• [Task prompt]: Images are not part of the copy; write out the rest of the data exactly as given.

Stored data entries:
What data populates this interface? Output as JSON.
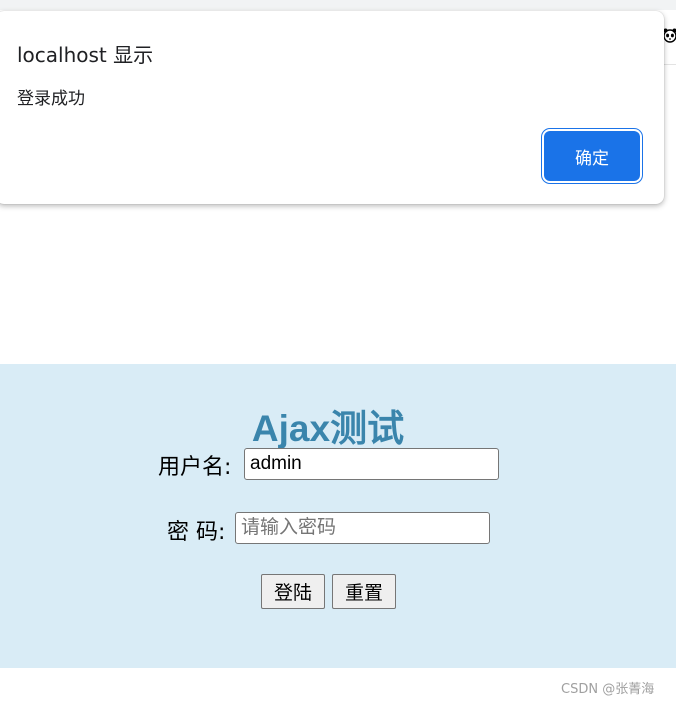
{
  "alert": {
    "title": "localhost 显示",
    "message": "登录成功",
    "ok_label": "确定"
  },
  "login": {
    "title": "Ajax测试",
    "username_label": "用户名:",
    "username_value": "admin",
    "password_label": "密 码:",
    "password_placeholder": "请输入密码",
    "login_label": "登陆",
    "reset_label": "重置"
  },
  "watermark": "CSDN @张菁海",
  "colors": {
    "panel_background": "#d9ecf6",
    "title_color": "#3a85ac",
    "alert_button": "#1a73e8"
  },
  "icons": {
    "toolbar_extension": "panda-icon"
  }
}
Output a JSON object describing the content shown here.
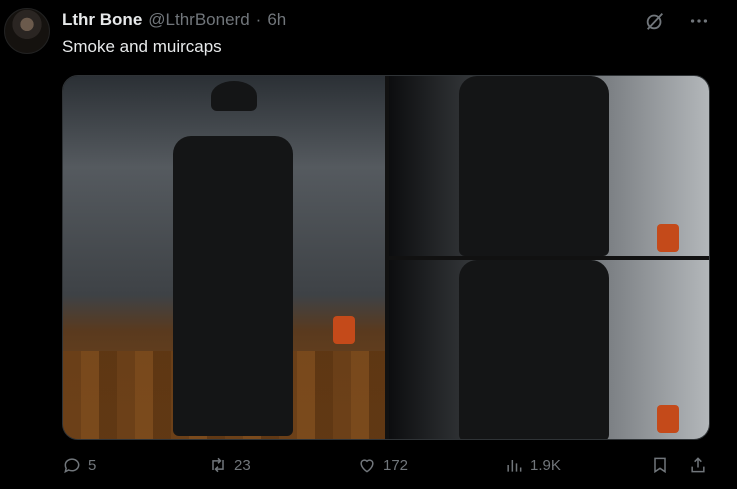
{
  "tweet": {
    "display_name": "Lthr Bone",
    "handle": "@LthrBonerd",
    "separator": "·",
    "time": "6h",
    "text": "Smoke and muircaps"
  },
  "header_icons": [
    "grok-icon",
    "more-icon"
  ],
  "actions": {
    "replies": "5",
    "retweets": "23",
    "likes": "172",
    "views": "1.9K"
  },
  "colors": {
    "background": "#000000",
    "text": "#e7e9ea",
    "muted": "#71767b",
    "border": "#2f3336"
  }
}
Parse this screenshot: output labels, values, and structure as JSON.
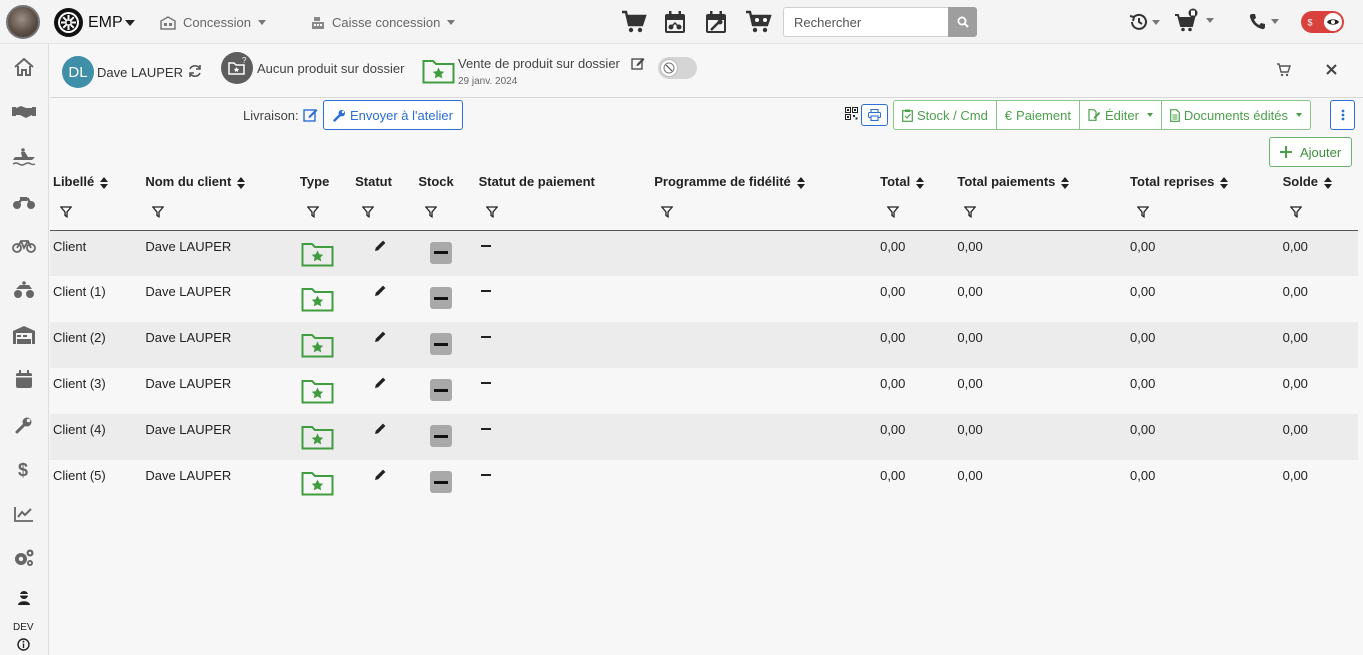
{
  "topbar": {
    "brand": "EMP",
    "nav": [
      {
        "label": "Concession",
        "icon": "building-icon"
      },
      {
        "label": "Caisse concession",
        "icon": "cash-register-icon"
      }
    ],
    "quick_icons": [
      "cart-icon",
      "calendar-moto-icon",
      "calendar-wrench-icon",
      "cart-moto-icon"
    ],
    "search": {
      "placeholder": "Rechercher",
      "value": ""
    },
    "right_icons": [
      "history-icon",
      "cart-badge-icon",
      "phone-icon"
    ],
    "accent_color": "#d9413c"
  },
  "sidebar": {
    "items": [
      "home-icon",
      "handshake-icon",
      "jetski-icon",
      "motorcycle-icon",
      "bicycle-icon",
      "atv-icon",
      "store-icon",
      "calendar-icon",
      "wrench-icon",
      "dollar-icon",
      "chart-line-icon",
      "cogs-icon",
      "user-icon"
    ],
    "env_label": "DEV"
  },
  "context": {
    "client_initials": "DL",
    "client_name": "Dave LAUPER",
    "no_product": "Aucun produit sur dossier",
    "sale_title": "Vente de produit sur dossier",
    "sale_date": "29 janv. 2024"
  },
  "actions": {
    "delivery_label": "Livraison:",
    "send_workshop": "Envoyer à l'atelier",
    "stock_cmd": "Stock / Cmd",
    "payment": "Paiement",
    "edit": "Éditer",
    "documents": "Documents édités",
    "add": "Ajouter"
  },
  "table": {
    "columns": [
      "Libellé",
      "Nom du client",
      "Type",
      "Statut",
      "Stock",
      "Statut de paiement",
      "Programme de fidélité",
      "Total",
      "Total paiements",
      "Total reprises",
      "Solde"
    ],
    "rows": [
      {
        "label": "Client",
        "client": "Dave LAUPER",
        "total": "0,00",
        "total_payments": "0,00",
        "total_trades": "0,00",
        "balance": "0,00"
      },
      {
        "label": "Client (1)",
        "client": "Dave LAUPER",
        "total": "0,00",
        "total_payments": "0,00",
        "total_trades": "0,00",
        "balance": "0,00"
      },
      {
        "label": "Client (2)",
        "client": "Dave LAUPER",
        "total": "0,00",
        "total_payments": "0,00",
        "total_trades": "0,00",
        "balance": "0,00"
      },
      {
        "label": "Client (3)",
        "client": "Dave LAUPER",
        "total": "0,00",
        "total_payments": "0,00",
        "total_trades": "0,00",
        "balance": "0,00"
      },
      {
        "label": "Client (4)",
        "client": "Dave LAUPER",
        "total": "0,00",
        "total_payments": "0,00",
        "total_trades": "0,00",
        "balance": "0,00"
      },
      {
        "label": "Client (5)",
        "client": "Dave LAUPER",
        "total": "0,00",
        "total_payments": "0,00",
        "total_trades": "0,00",
        "balance": "0,00"
      }
    ]
  }
}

• [Output]:
What data populates this interface? Output as JSON.
{
  "alert": {
    "title": "localhost 显示",
    "message": "登录成功",
    "ok_label": "确定"
  },
  "login": {
    "title": "Ajax测试",
    "username_label": "用户名:",
    "username_value": "admin",
    "password_label": "密 码:",
    "password_placeholder": "请输入密码",
    "login_label": "登陆",
    "reset_label": "重置"
  },
  "watermark": "CSDN @张菁海",
  "colors": {
    "panel_background": "#d9ecf6",
    "title_color": "#3a85ac",
    "alert_button": "#1a73e8"
  },
  "icons": {
    "toolbar_extension": "panda-icon"
  }
}
Output a JSON object describing the content shown here.
{
  "tweet": {
    "display_name": "Lthr Bone",
    "handle": "@LthrBonerd",
    "separator": "·",
    "time": "6h",
    "text": "Smoke and muircaps"
  },
  "header_icons": [
    "grok-icon",
    "more-icon"
  ],
  "actions": {
    "replies": "5",
    "retweets": "23",
    "likes": "172",
    "views": "1.9K"
  },
  "colors": {
    "background": "#000000",
    "text": "#e7e9ea",
    "muted": "#71767b",
    "border": "#2f3336"
  }
}
Parse this screenshot: output labels, values, and structure as JSON.
{
  "topbar": {
    "brand": "EMP",
    "nav": [
      {
        "label": "Concession",
        "icon": "building-icon"
      },
      {
        "label": "Caisse concession",
        "icon": "cash-register-icon"
      }
    ],
    "quick_icons": [
      "cart-icon",
      "calendar-moto-icon",
      "calendar-wrench-icon",
      "cart-moto-icon"
    ],
    "search": {
      "placeholder": "Rechercher",
      "value": ""
    },
    "right_icons": [
      "history-icon",
      "cart-badge-icon",
      "phone-icon"
    ],
    "accent_color": "#d9413c"
  },
  "sidebar": {
    "items": [
      "home-icon",
      "handshake-icon",
      "jetski-icon",
      "motorcycle-icon",
      "bicycle-icon",
      "atv-icon",
      "store-icon",
      "calendar-icon",
      "wrench-icon",
      "dollar-icon",
      "chart-line-icon",
      "cogs-icon",
      "user-icon"
    ],
    "env_label": "DEV"
  },
  "context": {
    "client_initials": "DL",
    "client_name": "Dave LAUPER",
    "no_product": "Aucun produit sur dossier",
    "sale_title": "Vente de produit sur dossier",
    "sale_date": "29 janv. 2024"
  },
  "actions": {
    "delivery_label": "Livraison:",
    "send_workshop": "Envoyer à l'atelier",
    "stock_cmd": "Stock / Cmd",
    "payment": "Paiement",
    "edit": "Éditer",
    "documents": "Documents édités",
    "add": "Ajouter"
  },
  "table": {
    "columns": [
      "Libellé",
      "Nom du client",
      "Type",
      "Statut",
      "Stock",
      "Statut de paiement",
      "Programme de fidélité",
      "Total",
      "Total paiements",
      "Total reprises",
      "Solde"
    ],
    "rows": [
      {
        "label": "Client",
        "client": "Dave LAUPER",
        "total": "0,00",
        "total_payments": "0,00",
        "total_trades": "0,00",
        "balance": "0,00"
      },
      {
        "label": "Client (1)",
        "client": "Dave LAUPER",
        "total": "0,00",
        "total_payments": "0,00",
        "total_trades": "0,00",
        "balance": "0,00"
      },
      {
        "label": "Client (2)",
        "client": "Dave LAUPER",
        "total": "0,00",
        "total_payments": "0,00",
        "total_trades": "0,00",
        "balance": "0,00"
      },
      {
        "label": "Client (3)",
        "client": "Dave LAUPER",
        "total": "0,00",
        "total_payments": "0,00",
        "total_trades": "0,00",
        "balance": "0,00"
      },
      {
        "label": "Client (4)",
        "client": "Dave LAUPER",
        "total": "0,00",
        "total_payments": "0,00",
        "total_trades": "0,00",
        "balance": "0,00"
      },
      {
        "label": "Client (5)",
        "client": "Dave LAUPER",
        "total": "0,00",
        "total_payments": "0,00",
        "total_trades": "0,00",
        "balance": "0,00"
      }
    ]
  }
}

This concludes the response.